Some trees may be undesirable but aren’t necessarily all bad.
Nestled in amongst the branches of a large cedar, I was patiently awaiting the anticipated afternoon arrival of deer to the small food plot I overlooked. It did not take long for the first to arrive, not surprisingly, a button buck. The young stag skirted the far edge of the field then, rather than walking out into it, cut back into the brush and bowed his head to feed. He was soon joined by his sibling, then an anxious mother, all three feverishly feeding just inside the woodline.

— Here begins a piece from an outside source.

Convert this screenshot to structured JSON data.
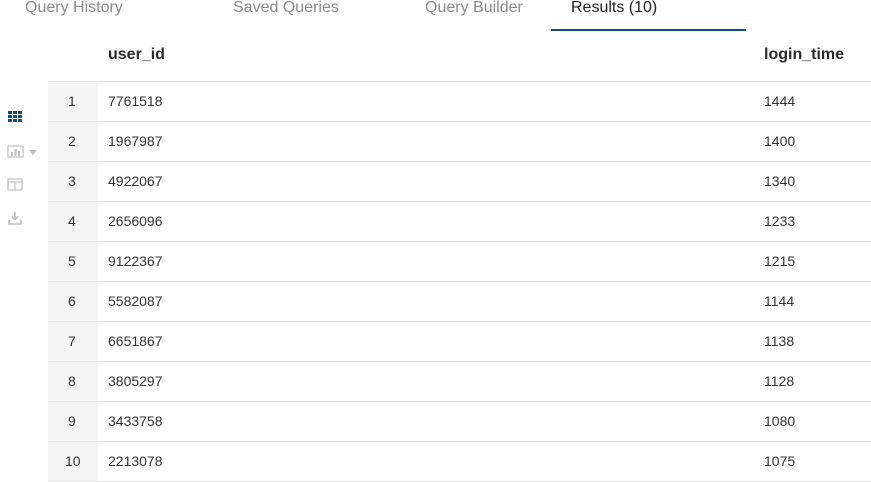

It took me a moment to recognize the loud crunching sound and the reason for their reluctance to graze on the lush greenery. Dangling vertically over their heads I made out the dark seed pods of a locust, and when a sudden gust knocked a few loose, the deer were quick to find them. When a yearling doe - quite possibly a previous offspring of the older doe - arrived and attempted to join the feeding frenzy the maternal doe approached her aggressively. She was not about to share the bounty, not even with her own kin. That got me thinking, first about the aggressive nature of the deer, then that of the tree, the seeds of which they fed upon.
The honeylocust (Gleditisia triacanthos) is but one example. Once established, it can spread rapidly from seeds, forming dense thickets and out-competing and displacing other, more desirable species. Anyone who has ever unwittingly come in contact with the sharply pointed spines that grow on its branches and in clumps on its trunk will eagerly attest to its unfavorable status. But it’s not without its positive traits.

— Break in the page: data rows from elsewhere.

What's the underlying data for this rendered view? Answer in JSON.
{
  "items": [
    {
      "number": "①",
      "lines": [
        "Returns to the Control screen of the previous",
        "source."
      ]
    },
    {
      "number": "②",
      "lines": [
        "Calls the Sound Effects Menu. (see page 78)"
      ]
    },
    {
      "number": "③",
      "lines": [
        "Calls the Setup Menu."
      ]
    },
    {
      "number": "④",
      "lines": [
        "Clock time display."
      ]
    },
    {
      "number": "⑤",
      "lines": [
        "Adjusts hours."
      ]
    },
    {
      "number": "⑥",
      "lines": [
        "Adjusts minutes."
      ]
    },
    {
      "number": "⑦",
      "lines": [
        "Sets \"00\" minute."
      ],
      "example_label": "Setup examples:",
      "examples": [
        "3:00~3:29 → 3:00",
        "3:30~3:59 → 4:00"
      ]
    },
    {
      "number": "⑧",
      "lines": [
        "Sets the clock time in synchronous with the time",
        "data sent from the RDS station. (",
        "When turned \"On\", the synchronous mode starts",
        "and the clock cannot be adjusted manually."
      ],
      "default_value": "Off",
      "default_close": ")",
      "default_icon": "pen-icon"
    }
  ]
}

For starters, it’s a legume. Anyone familiar with food plots should recognize that term, and its application in wildlife nutrition. As alluded to in the opening passage, the bean pods are a favorite food for several species, not the least of which is white-tailed deer. The term “thickets” certainly has a positive connotation when it comes to cover, especially bedding cover that helps fawns avoid predation. Perhaps more importantly, it is a native species, at least west of the Appalachians, south from Michigan and Iowa to the Gulf Coast and west to the eastern part of the plains states, and according to the U.S. Forest Service it is naturalized east of the Appalachians from South Carolina to New England.

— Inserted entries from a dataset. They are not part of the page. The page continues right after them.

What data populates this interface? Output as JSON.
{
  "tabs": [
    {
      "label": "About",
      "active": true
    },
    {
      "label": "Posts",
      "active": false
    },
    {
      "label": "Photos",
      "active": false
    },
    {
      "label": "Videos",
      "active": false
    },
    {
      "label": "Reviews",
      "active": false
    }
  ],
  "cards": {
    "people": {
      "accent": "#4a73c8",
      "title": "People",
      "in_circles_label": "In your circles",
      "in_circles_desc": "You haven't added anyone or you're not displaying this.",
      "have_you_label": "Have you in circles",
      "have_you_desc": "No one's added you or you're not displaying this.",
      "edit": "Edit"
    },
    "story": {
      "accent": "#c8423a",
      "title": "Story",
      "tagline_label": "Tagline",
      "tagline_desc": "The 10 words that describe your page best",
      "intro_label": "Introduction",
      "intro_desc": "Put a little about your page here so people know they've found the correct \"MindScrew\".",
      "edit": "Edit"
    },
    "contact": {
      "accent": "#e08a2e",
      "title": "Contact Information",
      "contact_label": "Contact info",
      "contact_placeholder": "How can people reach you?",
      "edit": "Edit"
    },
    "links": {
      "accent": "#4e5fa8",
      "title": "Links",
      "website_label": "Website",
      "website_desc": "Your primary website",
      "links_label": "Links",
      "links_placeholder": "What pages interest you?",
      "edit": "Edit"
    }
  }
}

Before moving on it’s also worth mentioning the black locust (Robinia pseudoacacia), which like the honeylocust is also a native legume sometimes planted for its nitrogen-fixing abilities, not to mention its use for fence posts and hardwood lumber, and its flowers are a source of nectar for honeybees. All I know is if I find one in the woods, or on the edge of a food plot, I’m setting a stand nearby.
Were I intentionally looking for an aggressive native invasive during that afternoon hunt, I could have found one much closer than even the short distance across the food plot. In fact, I was concealed within the foliage of one. While it’s still tolerated over much of its native range, eastern red cedar (Juniperus virginiana), the most widely distributed coniferous tree in the Eastern United States, is looked upon less favorably where expanding its range westward into remnant grasslands, an expansion sometimes referred to as the “Green Glacier.”
Its invasive status is enhanced by several traits. Cedars can form dense groves, where studies estimate they may intercept anywhere from 25% to 60% of bulk rainfall. They are also quite greedy with what water reaches the ground. Research suggests smaller ones can “drink” 6 gallons of water per day, and the largest ones can suck up as much as 13 to 16 gallons. Their flammable foliage, thin, flaky bark and oily resin make them quick to ignite, increasing fire risk.
Much of the disdain is from those who would prefer to keep the grasslands open for grazing. However, the species is not without potentially positive traits. It is extremely resistant to drought, heat, cold, salt and a wide range of soil conditions, meaning it will grow where other trees and shrubs may not. That growth can be an important source of food and cover for wildlife, and at least in the latter case, for those seeking concealment from sharp-eyed game.
While not native to North America, the lemon tree offers us a lesson. The juice of its fruit is too tangy to tolerate, but when life gives you lemons, mix in a little sugar you get lemonade. Some trees may be termed invasive because they take sunlight, soil nutrients and water away from more desirable species; and also because they’re so resistant to our efforts to eradicate them. However, if they provide food and cover to the game we pursue, perhaps those characteristics, and the trees themselves should be considered assets rather than liabilities.